- 18% of these insomniacs reported sleeping less than 5 hours a night.
- 29% of them said that they had taken some kind of sleep medication during the previous 12 months (versus 7% of people who fall out of the “insomniac” camp).
- Medical conditions like asthma, arthritis, diabetes and back problems seemed to affect about 20% of the sleepless.
- Almost a third of people reported insomnia along with their anxiety or mood disorders – versus about 12% who didn’t report these issues.
- 23% of people who reported their lives as “stressful” suffered from insomnia – about double the people who reported “little or no” stress.
- 16% of heavy drinkers reported insomnia. It’s pretty much taken as fact now that alcohol may help you get to sleep, but the quality of that sleep is really poor.
- 18% of people who use cannabis (marijuana) were sleepless. This is surprising to me – as I always thought it would enhance sleep.
- Heave/obese people have a higher prevalence of insomnia than people of normal weight. This may be linked to sleep apnea, but this wasn’t investigated. The lowest reported episodes of insomnia were people of a normal (not too low, not too high) weight.
- Insomnia rises with age – about 10% at age 15-24, to about 20% at age 75 or older.
- Women are more likely to report insomnia than are men – 15% versus 12%.
- There seems to be a socio-economic angle to this too – those with high school education or lower report a higher incidence of insomnia than more educated groups.
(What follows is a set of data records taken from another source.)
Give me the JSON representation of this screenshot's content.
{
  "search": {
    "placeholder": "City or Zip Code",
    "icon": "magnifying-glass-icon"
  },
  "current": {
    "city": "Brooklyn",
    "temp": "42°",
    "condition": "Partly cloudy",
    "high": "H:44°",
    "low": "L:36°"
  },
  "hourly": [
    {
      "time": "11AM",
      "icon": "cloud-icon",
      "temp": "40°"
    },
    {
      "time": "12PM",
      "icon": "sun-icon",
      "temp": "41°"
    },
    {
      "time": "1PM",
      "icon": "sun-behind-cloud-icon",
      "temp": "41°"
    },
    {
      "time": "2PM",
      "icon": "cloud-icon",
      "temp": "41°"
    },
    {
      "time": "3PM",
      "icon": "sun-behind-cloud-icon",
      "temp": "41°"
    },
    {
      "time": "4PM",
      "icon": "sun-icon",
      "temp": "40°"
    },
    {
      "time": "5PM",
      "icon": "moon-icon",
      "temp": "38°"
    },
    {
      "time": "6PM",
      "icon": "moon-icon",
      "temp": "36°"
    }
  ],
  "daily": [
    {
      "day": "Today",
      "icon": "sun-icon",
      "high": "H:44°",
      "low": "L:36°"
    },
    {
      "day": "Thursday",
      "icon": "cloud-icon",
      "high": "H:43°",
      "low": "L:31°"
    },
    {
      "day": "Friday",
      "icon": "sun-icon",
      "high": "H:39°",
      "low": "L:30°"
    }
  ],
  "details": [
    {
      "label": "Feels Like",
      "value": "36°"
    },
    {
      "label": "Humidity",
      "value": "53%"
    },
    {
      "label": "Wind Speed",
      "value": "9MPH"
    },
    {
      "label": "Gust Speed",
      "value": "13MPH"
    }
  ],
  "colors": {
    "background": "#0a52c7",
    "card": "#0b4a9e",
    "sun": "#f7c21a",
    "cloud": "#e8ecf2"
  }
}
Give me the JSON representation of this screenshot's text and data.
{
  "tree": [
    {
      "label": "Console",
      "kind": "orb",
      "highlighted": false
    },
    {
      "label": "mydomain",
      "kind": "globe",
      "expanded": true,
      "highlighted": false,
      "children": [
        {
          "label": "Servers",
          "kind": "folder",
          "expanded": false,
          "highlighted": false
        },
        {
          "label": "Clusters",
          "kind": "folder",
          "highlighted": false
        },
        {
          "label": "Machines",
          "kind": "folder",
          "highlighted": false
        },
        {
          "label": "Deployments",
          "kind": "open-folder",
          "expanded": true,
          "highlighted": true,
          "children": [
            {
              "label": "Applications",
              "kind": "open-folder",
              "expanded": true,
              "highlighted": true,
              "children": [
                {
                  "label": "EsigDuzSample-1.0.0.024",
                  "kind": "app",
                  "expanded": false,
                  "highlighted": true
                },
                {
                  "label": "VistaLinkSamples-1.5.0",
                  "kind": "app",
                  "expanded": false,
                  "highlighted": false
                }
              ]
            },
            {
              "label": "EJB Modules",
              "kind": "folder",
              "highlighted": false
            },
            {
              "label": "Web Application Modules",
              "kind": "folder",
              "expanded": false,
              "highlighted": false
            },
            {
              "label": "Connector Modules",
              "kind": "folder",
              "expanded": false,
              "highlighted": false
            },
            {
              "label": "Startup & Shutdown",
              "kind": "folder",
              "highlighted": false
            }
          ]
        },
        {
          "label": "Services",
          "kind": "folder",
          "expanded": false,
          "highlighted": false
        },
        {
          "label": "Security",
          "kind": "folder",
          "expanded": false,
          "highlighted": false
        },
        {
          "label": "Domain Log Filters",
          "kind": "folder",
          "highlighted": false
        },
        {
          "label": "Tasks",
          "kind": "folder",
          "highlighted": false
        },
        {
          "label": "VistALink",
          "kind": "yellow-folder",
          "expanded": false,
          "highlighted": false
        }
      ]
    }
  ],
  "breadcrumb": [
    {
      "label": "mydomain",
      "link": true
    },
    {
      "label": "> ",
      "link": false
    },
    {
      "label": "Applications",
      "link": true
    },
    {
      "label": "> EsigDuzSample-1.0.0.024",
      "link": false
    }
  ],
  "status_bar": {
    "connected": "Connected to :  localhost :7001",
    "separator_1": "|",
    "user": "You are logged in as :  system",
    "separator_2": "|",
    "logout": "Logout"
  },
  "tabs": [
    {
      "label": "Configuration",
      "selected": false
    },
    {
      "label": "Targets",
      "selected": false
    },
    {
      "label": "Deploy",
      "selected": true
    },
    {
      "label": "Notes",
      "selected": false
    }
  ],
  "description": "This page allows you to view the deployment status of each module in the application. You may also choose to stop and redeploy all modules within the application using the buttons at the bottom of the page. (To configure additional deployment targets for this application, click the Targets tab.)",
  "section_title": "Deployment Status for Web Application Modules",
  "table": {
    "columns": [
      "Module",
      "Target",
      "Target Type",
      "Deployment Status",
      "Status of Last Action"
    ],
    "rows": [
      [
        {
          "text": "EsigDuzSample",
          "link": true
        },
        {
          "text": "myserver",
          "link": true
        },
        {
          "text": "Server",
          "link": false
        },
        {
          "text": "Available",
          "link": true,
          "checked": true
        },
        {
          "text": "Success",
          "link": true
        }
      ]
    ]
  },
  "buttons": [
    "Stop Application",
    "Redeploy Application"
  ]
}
Lower education generally translates into a lower standard of living (they looked at this as well).
- 17% of insomniacs rated their ability to cope with difficult (family or personal) problems as fair or poor. 8.5% of those without insomnia answered the same way.
The Stats-Canada Study Conclusions
The Stats-Canada Study is really interesting, and worth a read. Most of their conclusions from the study reinforce many of the things about sleep that we’ve been told. As they say it better than I ever could – here it is:
Physical and psychological problems can interfere with sleep. Painful conditions such as arthritis, migraine and fibromyalgia were associated with insomnia, as were anxiety and mood disorders and stressful life events. As well, alcohol and cannabis use were significant factors. Obesity, too, was related to having problems with sleep.On the other hand, moderate physical activity and a bit of work stress were protective. The lack of a positive association between work stress and insomnia may reflect the relatively large proportion of insomniacs who do not work.Some less obvious factors were associated with insomnia. When physical and mental health status, lifestyle, and demographic and socio-economic variables were controlled for, being female, middleaged, widowed, and having a low education were significantly related to insomnia.Even allowing for a series of physical, mental, lifestyle and socio-economic factors, insomnia was related to some adverse situations. Relatively large percentages of insomniacs had difficulty coping with day-to-day demands and unexpected problems. They were also more likely than other people to have had a recent disability day and to express overall dissatisfaction with life. As well, a significantly large proportion of people in the prime working age range who suffered from insomnia were not employed.
So there you have it – some things about sleep you may not have known!